Emergency Preparedness Coordinator Clark leaves big shoes to fill
November 24, 2008 · Updated 3:57 PM
Mercer Island Emergency Preparedness Coordinator Rebecca Clark is transferring to the City of Bellevue for a full-time position, leaving a hefty workload behind her.
The part-time coordinator has played a crucial role in the city for a year and a half, pushing the Island’s emergency preparedness program to a new level. The Mercer Island Police Department will take over Clark’s responsibilities until the city finds a new emergency preparedness coordinator.
City Manager Rich Conrad said, due to the job’s growing importance, the city is hoping to hire a full-time employee to replace Clark.
“It’s my intention to recommend that the position be funded full-time,” Conrad said. “The finance director and I will find money in the existing approved budget to hire someone full-time through 2008 and thereafter.”
Until they do, Deputy Firefighter Chris Tubbs will be helping the police department continue Clark’s work.
“We have every intention of keeping momentum and moving forward, and there’s plenty of work to be done.” Conrad said. “There’s plenty of work to be done.”
Tubbs is well cut out for the job, having worked closely with Clark throughout her tenure as emergency preparedness coordinator.
“Tubbs is the most incredible individual. He’s been one of the best people in my career to work with. We were definitely a collaborative team,” said Clark, who is busy cleaning up her desk.
Clark’s last day in office is Dec. 30, and until then, her responsibilities are numerous as ever.
“I have been devoted to pushing most of [my projects] forward: the neighborhood preparedness program, emergency training, drills and management, the final state reimbursement for last year’s wind storm — which we just received — meeting with neighborhood jurisdictions and residents,” Clark said.
Indeed, the emergency coordinator has had her plate full, working extra hours on a half-time salary. And this, Clark admitted, is her main reason for leaving Mercer Island.
“It’s a better choice not for me but for Mercer Island. By having a void in my position, there will be a re-evaluation of management priorities for MI,” she said. “I really felt like I could do the community a better service by leaving then by staying and continuing to Band-Aid everything.”
Clark first began working as MI emergency coordinator in 2005, filling in for outgoing manager Dee Totten. The post had been established 12 years earlier, following the 1993 Inauguration Day Storm.
Last year’s December storm, which left the Island without power for more than a week, was yet another wake up call. With Clark and Tubbs at the helm, the city’s fire and police department worked around the clock to help the Island’s residents and businesses. The record-breaking storm also pushed the city’s neighborhood preparedness program up a notch. Clark hopes the momentum will keep going.
“We’ve started to find that since the wind storm, community citizens are rearing to go and revitalize the [neighborhood preparedness program],” Clark said. “But when you’ve got a position responsible for so many functions, it’s difficult to feed the fire.”

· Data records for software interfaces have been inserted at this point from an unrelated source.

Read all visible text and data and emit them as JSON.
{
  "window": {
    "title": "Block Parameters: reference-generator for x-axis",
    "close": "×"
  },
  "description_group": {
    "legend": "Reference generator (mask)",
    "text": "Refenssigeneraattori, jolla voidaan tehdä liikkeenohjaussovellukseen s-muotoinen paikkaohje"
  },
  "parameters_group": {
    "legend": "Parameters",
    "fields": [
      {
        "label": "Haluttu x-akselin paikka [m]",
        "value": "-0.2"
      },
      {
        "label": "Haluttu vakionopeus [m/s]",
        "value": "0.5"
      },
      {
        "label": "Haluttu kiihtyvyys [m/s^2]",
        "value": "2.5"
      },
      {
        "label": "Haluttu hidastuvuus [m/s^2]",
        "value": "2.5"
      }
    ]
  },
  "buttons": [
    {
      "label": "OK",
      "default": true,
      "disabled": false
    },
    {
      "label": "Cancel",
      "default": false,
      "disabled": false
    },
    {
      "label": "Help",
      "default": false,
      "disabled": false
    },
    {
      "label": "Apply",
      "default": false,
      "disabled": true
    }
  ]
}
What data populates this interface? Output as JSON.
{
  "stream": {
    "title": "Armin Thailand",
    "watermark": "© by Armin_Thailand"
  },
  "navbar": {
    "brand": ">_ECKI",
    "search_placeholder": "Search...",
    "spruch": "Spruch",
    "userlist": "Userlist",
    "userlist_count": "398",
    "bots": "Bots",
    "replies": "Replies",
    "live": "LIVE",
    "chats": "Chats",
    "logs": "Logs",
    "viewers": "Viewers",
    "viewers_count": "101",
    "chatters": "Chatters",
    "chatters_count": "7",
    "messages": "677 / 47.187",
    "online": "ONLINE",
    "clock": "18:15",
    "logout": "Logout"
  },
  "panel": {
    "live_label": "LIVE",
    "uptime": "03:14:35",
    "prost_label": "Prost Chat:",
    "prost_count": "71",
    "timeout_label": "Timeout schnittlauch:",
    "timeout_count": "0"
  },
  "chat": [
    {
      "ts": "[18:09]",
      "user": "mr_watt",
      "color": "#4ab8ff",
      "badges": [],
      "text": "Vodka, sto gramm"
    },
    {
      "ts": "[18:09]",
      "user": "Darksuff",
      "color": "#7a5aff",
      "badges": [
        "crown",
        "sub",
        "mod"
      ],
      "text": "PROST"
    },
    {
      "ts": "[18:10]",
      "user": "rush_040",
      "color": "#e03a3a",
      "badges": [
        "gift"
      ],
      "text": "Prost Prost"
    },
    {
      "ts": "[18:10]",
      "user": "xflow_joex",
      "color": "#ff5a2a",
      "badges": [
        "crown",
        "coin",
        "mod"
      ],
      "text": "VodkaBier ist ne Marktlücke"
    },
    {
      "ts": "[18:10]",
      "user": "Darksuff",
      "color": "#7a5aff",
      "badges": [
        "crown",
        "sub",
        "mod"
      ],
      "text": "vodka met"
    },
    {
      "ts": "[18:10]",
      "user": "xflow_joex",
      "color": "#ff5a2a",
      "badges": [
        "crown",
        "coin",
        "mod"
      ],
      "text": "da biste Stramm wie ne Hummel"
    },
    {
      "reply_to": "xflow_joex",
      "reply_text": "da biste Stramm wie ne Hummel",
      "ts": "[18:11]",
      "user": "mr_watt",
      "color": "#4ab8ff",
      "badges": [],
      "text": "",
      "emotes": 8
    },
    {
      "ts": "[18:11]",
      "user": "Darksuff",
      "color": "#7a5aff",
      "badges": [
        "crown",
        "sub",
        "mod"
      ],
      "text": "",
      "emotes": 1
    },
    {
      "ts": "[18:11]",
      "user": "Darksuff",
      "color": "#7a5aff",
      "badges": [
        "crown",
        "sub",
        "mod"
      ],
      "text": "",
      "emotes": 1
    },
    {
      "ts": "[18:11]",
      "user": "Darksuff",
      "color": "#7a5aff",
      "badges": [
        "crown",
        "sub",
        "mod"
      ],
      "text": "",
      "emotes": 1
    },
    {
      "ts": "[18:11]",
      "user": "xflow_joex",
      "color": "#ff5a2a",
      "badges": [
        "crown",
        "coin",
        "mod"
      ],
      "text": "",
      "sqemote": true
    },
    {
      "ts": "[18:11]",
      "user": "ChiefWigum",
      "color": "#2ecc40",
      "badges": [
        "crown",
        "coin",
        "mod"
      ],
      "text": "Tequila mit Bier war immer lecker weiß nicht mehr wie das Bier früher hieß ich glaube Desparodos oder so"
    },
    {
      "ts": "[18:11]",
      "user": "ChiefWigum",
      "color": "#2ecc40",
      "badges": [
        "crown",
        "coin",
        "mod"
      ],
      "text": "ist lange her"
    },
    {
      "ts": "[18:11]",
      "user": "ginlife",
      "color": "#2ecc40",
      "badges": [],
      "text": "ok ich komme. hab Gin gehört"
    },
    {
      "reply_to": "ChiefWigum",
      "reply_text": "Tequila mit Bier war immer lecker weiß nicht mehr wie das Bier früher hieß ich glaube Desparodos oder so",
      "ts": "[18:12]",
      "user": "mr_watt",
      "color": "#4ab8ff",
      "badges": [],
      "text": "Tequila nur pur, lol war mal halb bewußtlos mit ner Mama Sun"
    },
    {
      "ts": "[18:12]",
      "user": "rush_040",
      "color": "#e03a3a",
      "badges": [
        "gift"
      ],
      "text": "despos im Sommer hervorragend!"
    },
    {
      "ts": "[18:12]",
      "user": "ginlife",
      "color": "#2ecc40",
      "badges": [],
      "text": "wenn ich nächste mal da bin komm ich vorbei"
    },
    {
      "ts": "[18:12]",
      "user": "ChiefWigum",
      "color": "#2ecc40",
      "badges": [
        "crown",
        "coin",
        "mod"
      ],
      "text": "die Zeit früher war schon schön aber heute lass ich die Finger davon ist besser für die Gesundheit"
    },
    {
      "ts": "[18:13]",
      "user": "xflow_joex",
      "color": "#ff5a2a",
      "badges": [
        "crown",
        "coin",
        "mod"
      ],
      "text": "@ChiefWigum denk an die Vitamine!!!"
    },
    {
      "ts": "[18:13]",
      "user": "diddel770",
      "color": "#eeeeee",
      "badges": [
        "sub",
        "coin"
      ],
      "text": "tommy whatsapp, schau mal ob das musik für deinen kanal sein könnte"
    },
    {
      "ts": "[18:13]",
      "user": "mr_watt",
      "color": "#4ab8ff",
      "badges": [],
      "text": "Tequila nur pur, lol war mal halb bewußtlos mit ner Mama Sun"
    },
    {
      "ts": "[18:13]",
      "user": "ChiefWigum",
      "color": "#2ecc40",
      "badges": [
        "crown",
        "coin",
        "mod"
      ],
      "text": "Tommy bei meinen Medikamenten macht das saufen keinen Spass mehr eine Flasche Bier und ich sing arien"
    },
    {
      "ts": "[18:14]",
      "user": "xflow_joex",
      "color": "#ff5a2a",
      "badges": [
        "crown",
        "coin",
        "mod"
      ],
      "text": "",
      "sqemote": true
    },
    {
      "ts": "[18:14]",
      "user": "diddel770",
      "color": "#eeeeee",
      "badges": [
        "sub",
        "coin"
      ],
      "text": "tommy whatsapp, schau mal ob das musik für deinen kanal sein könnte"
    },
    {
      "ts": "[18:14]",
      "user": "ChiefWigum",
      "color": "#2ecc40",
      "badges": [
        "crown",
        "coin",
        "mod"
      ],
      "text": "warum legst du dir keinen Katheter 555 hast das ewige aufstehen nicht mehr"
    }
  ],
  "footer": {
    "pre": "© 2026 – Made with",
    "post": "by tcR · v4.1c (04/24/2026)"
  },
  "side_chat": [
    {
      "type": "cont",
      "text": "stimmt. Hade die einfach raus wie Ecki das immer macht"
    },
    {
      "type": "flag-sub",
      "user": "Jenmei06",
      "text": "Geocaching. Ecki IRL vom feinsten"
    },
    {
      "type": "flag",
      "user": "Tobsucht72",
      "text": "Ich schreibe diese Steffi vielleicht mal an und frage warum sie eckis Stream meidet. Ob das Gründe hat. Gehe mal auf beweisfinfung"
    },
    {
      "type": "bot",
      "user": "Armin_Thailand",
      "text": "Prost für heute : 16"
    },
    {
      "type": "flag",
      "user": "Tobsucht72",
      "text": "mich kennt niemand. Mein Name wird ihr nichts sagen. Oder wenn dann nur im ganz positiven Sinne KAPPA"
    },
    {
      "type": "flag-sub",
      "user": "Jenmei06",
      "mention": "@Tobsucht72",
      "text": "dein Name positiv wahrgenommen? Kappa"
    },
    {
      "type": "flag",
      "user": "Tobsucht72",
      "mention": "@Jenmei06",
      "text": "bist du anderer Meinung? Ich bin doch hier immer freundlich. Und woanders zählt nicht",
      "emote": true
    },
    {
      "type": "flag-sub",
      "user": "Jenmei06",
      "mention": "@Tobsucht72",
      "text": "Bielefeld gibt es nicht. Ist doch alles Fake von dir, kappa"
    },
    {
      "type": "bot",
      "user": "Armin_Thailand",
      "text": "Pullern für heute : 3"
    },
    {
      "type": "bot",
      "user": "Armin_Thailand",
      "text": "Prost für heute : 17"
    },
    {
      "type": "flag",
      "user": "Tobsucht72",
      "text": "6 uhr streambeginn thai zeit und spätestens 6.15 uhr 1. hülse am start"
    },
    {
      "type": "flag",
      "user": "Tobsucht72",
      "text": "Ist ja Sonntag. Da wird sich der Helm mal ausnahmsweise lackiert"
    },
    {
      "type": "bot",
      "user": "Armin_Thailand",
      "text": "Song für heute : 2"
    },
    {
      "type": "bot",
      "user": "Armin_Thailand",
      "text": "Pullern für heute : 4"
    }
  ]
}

Yet there are a number of community members still shoveling the coals.
Islander Patti Darling, who ran for City Council this past election, is one of the Island’s most active proponents of the neighborhood preparedness program. And although she was not elected onto next year’s city council, the 72-year-old will not slow down her efforts for a safer community.
“There are 288 defined neighborhoods on Mercer Island, and about one third are organized,” Darling said. “This is my main purpose, to organize neighborhoods.”
For the past several months, Darling has been rallying Mercer Island residents to organize and educate themselves in emergency preparedness. She has already established a basic outline of goals: ensure that each neighborhood has a safety kit; encourage residents to take a class on emergency preparedness; spread the word on city services and hotlines such as 311, the new City Hall “non-emergent” call number. Her overall aim is to make sure that every one of the Island’s neighborhoods has a plan. To get citizens to care.
“People are a little too complacent, they don’t understand what preparedness is,” Darling said. “I don’t criticize the city at all. But it’s hard to convince people that there’s the possibility of an emergency.”
Conrad echoed this point: “I’m fully confident that the city is ready to prepare for a storm, even with Rebecca leaving. Our most challenging work is to keep the vision and message alive within residents.”
The city manager went on to say that Clark was an asset to the city, and that her devotion to the job would be sorely missed.
“We’re sorry to hear her go but we understand why,” he said.
Reflecting on her last days with the city, Clark reciprocated this sentiment.
“I loved working at Mercer Island — the community, the staff. It was a great job and a welcoming atmosphere. I want to say thank you to the community for this experience.”
For more information on the Community Preparedness Program go to: www.mercergov.org/npp.